_The task_
Copy each line of the entries that includes the word "clean".

************

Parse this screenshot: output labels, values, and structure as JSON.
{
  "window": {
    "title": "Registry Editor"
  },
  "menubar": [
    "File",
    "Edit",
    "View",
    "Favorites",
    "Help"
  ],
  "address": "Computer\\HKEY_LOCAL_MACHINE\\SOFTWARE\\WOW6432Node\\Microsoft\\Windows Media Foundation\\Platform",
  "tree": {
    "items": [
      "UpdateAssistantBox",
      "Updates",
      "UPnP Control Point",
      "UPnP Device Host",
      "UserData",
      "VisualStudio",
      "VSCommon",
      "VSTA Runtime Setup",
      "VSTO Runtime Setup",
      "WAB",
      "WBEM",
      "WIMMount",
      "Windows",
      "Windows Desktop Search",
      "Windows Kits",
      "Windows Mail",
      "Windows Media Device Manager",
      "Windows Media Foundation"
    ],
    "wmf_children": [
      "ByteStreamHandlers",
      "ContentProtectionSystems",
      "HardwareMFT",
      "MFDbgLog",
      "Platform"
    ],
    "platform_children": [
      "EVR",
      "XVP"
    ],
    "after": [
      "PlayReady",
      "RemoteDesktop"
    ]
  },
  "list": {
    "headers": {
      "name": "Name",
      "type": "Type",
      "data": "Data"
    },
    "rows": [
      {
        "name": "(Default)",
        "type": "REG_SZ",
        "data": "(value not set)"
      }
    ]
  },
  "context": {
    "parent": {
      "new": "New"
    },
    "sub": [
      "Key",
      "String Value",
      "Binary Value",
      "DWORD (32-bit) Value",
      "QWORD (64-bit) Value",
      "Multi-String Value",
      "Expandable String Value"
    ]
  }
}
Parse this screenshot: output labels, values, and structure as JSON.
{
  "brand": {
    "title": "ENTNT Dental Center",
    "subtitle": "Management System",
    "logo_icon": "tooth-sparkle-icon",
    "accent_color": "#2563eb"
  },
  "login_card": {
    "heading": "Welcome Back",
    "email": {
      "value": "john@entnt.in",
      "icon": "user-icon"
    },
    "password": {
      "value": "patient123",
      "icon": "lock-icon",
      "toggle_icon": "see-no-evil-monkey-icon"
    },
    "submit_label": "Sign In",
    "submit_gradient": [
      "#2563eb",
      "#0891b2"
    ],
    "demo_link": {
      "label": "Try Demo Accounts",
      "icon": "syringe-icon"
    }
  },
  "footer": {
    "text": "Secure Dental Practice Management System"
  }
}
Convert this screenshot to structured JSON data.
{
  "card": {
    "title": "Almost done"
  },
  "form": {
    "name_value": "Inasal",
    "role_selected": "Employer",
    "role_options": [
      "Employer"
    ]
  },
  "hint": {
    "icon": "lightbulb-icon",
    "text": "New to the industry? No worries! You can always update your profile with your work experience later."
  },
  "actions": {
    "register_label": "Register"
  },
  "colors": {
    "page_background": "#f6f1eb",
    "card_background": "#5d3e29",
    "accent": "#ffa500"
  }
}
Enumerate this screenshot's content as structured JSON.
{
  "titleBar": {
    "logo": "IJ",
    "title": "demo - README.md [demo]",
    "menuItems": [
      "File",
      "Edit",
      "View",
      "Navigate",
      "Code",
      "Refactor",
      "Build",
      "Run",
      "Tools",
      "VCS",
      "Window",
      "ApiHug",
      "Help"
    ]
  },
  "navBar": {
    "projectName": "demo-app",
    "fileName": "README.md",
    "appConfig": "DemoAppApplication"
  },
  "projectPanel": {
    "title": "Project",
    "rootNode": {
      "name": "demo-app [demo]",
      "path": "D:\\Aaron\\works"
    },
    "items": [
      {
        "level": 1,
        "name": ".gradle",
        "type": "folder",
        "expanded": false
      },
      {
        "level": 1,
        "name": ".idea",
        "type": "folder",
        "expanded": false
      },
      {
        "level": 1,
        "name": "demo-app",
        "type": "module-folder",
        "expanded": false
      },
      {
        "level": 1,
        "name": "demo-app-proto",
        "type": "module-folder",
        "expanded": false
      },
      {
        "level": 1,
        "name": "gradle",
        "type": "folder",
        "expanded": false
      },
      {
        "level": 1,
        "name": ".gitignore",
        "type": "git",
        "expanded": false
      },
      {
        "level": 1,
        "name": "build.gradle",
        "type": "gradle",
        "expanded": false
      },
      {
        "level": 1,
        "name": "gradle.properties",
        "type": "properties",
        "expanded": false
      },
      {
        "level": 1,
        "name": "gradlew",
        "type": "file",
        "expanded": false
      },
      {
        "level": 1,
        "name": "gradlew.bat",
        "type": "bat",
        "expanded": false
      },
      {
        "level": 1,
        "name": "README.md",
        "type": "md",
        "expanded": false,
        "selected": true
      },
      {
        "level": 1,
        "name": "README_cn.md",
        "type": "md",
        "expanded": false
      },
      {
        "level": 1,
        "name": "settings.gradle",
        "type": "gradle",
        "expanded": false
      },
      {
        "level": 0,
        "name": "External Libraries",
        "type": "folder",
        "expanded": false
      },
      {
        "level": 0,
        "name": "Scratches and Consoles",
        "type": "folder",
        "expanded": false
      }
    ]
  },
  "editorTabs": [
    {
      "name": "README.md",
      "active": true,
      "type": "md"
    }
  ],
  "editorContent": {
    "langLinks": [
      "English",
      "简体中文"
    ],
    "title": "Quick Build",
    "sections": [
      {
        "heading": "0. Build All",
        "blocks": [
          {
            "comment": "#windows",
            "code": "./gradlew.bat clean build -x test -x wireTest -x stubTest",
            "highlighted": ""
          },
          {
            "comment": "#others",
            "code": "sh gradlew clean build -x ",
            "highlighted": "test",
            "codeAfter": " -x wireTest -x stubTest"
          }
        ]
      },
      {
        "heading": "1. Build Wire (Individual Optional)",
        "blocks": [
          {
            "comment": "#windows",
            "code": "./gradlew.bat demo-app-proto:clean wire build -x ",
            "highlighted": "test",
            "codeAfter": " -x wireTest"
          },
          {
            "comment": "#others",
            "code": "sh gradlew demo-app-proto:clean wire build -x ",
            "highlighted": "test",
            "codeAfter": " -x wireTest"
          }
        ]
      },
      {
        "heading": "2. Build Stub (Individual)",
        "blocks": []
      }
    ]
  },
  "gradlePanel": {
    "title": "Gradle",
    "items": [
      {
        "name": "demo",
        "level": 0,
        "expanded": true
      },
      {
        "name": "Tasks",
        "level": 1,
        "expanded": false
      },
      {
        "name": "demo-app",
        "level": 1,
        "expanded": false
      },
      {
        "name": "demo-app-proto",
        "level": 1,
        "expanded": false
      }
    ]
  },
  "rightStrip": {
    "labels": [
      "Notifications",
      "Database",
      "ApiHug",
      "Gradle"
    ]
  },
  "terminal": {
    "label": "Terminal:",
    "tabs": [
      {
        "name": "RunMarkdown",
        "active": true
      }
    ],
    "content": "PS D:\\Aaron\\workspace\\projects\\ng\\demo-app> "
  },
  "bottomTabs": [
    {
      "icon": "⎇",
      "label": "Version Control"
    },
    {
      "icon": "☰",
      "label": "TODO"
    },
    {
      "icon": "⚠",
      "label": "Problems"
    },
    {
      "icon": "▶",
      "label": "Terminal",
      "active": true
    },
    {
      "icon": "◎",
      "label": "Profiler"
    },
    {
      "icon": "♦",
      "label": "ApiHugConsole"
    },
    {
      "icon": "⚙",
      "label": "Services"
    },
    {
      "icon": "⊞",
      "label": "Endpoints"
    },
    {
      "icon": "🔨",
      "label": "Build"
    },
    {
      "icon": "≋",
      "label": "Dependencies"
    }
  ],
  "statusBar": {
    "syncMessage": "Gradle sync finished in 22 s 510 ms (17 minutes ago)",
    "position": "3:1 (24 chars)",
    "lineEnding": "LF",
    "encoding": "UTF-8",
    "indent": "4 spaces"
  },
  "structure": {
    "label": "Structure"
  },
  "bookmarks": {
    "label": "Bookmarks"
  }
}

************

_Task result_
            "code": "./gradlew.bat clean build -x test -x wireTest -x stubTest",
            "code": "sh gradlew clean build -x ",
            "code": "./gradlew.bat demo-app-proto:clean wire build -x ",
            "code": "sh gradlew demo-app-proto:clean wire build -x ",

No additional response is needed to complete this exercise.